Aim of the exercise
Whichever lines of the material contain "title", copy each of them.

Given information
▶
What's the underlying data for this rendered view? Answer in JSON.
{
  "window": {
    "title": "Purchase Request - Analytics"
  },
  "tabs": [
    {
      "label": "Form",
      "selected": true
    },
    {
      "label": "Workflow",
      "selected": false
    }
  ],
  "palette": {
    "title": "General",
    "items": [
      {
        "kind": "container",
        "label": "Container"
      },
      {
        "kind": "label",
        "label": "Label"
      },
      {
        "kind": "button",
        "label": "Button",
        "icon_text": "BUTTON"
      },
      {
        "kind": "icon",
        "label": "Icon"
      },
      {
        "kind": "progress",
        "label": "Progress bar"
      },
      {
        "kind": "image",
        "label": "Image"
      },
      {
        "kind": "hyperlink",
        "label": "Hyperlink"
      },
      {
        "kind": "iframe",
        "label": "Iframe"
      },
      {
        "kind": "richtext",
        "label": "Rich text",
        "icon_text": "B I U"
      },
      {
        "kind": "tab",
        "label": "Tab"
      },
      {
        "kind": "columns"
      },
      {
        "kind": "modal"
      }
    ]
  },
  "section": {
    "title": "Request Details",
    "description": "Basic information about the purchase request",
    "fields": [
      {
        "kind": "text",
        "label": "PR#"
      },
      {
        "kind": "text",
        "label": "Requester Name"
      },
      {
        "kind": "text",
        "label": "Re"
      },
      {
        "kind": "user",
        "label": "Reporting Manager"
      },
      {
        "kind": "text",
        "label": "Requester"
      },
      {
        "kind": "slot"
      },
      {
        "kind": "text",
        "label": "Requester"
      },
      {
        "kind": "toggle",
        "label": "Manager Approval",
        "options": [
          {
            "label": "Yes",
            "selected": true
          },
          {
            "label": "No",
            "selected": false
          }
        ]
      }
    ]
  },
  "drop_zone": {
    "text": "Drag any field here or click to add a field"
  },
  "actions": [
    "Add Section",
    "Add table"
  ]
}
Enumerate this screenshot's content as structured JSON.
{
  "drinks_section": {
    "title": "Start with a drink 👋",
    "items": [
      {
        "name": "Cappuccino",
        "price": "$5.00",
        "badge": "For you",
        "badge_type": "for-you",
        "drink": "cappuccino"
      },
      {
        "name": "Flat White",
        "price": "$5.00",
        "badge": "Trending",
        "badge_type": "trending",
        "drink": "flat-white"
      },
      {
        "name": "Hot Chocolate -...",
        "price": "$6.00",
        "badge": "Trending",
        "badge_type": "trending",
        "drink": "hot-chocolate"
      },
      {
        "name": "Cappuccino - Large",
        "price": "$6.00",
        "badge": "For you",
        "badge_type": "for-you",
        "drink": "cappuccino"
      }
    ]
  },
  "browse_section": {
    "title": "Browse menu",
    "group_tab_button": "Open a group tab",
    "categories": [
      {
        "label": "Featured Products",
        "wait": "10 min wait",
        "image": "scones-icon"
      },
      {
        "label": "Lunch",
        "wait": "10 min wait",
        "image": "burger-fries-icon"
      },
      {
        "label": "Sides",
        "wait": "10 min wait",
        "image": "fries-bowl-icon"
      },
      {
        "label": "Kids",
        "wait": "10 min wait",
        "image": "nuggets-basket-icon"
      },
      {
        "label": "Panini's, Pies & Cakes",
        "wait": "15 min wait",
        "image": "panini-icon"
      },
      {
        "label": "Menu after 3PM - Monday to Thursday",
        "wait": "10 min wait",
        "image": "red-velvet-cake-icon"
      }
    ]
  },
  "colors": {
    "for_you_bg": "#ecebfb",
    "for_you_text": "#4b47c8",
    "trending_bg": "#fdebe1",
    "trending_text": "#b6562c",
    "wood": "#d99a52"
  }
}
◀
The answer
    "title": "Purchase Request - Analytics"
    "title": "General",
    "title": "Request Details",
    "title": "Start with a drink 👋",
    "title": "Browse menu",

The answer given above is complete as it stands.